- **What is required**: The required result is the number of lines below that hold the word "JSON", stated without anything else.

- **Material provided**:
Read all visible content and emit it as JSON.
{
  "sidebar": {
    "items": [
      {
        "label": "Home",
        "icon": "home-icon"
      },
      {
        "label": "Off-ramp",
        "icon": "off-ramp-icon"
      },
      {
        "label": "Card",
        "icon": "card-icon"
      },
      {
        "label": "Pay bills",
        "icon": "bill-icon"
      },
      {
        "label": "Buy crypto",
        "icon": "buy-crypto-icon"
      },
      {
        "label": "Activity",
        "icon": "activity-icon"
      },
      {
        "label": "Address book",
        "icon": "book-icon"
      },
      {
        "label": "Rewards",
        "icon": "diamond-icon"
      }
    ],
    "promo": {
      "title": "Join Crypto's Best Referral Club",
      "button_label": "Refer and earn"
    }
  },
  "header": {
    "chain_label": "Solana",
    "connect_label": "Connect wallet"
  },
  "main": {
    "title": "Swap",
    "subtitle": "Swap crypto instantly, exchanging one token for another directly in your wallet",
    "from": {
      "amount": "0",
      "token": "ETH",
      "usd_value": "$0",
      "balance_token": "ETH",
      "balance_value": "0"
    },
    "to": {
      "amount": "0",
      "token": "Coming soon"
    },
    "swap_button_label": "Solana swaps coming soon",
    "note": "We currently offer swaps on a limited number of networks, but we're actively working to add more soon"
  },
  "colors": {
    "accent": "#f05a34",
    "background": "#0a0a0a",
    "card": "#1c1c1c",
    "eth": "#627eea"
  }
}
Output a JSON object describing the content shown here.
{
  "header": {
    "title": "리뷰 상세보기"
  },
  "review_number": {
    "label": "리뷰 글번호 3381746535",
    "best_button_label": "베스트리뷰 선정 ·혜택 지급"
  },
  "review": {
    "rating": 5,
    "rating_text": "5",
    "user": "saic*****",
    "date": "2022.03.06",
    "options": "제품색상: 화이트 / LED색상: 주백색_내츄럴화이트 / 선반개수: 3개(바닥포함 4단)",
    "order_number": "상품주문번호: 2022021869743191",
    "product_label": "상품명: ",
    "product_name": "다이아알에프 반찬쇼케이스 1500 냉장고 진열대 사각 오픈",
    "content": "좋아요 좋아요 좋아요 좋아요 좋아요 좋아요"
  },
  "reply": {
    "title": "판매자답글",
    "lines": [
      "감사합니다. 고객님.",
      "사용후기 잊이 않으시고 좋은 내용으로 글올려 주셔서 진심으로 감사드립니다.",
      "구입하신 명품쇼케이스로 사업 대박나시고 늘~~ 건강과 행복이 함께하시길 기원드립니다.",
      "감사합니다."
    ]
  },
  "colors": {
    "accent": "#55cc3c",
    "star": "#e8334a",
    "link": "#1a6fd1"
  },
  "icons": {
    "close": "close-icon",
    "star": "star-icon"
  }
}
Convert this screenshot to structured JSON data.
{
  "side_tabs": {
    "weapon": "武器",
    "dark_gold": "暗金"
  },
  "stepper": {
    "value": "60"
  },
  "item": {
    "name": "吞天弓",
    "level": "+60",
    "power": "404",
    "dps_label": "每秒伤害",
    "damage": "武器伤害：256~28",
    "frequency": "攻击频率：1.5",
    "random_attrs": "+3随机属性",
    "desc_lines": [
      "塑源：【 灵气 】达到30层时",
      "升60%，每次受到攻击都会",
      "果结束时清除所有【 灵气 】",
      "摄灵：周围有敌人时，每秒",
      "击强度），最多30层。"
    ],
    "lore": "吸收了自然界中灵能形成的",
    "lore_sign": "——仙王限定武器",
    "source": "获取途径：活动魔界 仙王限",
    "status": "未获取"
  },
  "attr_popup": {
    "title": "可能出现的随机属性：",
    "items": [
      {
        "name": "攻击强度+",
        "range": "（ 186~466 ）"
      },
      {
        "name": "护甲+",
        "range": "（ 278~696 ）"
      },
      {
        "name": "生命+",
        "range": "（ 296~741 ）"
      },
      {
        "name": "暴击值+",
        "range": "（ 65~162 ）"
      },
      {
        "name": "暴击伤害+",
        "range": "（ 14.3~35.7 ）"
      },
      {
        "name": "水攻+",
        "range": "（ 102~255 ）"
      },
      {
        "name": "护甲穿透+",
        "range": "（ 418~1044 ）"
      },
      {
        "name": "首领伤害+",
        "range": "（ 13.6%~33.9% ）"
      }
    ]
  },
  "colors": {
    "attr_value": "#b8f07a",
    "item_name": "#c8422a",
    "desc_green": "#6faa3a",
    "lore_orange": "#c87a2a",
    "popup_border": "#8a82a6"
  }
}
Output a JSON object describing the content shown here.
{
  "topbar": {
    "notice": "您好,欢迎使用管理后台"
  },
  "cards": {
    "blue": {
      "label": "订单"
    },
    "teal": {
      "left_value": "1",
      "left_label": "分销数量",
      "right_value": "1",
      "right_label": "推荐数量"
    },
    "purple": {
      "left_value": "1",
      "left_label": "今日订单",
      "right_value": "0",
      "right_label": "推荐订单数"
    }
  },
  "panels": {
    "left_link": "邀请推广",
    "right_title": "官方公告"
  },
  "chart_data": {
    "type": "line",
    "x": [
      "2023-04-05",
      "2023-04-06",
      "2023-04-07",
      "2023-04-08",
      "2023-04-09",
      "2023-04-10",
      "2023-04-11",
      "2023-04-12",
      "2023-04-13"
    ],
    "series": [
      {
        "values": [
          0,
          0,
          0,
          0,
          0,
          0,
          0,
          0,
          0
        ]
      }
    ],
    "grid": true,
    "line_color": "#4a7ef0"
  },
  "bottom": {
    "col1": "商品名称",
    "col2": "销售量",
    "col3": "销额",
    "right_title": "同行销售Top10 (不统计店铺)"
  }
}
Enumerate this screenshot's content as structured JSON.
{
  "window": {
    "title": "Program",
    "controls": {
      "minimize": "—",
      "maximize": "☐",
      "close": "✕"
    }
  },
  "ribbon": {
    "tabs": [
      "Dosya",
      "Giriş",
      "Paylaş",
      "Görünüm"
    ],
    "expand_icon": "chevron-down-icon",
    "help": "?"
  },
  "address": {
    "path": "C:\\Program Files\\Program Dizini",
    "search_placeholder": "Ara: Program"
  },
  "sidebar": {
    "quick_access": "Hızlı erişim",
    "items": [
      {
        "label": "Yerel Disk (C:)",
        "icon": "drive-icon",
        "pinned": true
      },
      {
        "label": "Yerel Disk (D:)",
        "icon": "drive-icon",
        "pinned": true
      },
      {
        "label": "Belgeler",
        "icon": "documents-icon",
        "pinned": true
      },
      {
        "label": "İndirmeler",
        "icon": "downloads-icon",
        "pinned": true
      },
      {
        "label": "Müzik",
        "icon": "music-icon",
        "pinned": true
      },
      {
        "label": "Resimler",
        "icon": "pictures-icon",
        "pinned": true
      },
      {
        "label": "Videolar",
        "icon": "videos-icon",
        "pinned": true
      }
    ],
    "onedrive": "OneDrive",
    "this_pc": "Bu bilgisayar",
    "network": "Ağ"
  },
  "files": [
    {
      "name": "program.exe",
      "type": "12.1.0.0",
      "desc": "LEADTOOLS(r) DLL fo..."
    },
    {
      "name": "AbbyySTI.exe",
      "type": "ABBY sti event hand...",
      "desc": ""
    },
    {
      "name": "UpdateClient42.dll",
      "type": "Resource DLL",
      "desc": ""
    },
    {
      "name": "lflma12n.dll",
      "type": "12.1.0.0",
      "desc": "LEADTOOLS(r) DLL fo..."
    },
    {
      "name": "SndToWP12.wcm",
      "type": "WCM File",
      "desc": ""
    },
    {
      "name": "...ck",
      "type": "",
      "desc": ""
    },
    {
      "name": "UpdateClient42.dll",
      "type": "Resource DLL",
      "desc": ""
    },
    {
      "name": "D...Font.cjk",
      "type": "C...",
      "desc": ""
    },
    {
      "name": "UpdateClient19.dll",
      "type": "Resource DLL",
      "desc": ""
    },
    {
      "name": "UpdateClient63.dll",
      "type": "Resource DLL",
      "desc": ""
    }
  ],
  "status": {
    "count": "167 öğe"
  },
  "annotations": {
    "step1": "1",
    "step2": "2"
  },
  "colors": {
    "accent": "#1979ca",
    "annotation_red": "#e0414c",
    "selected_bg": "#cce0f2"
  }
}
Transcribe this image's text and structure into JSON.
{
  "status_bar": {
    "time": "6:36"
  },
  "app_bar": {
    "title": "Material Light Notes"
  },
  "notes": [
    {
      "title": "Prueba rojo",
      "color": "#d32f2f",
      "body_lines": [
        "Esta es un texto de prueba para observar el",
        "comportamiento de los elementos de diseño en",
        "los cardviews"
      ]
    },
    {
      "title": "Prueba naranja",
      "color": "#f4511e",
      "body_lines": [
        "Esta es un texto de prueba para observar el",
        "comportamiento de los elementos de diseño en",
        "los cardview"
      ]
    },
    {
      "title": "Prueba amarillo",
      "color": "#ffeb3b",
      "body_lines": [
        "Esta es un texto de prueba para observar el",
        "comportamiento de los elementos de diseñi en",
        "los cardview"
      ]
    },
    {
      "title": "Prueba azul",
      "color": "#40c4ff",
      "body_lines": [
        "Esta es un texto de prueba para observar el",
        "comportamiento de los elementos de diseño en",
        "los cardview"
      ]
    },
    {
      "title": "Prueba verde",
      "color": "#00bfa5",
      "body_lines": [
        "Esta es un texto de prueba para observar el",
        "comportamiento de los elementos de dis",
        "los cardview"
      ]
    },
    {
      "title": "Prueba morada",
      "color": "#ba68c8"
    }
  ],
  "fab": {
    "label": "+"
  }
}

- **Your solution**: 6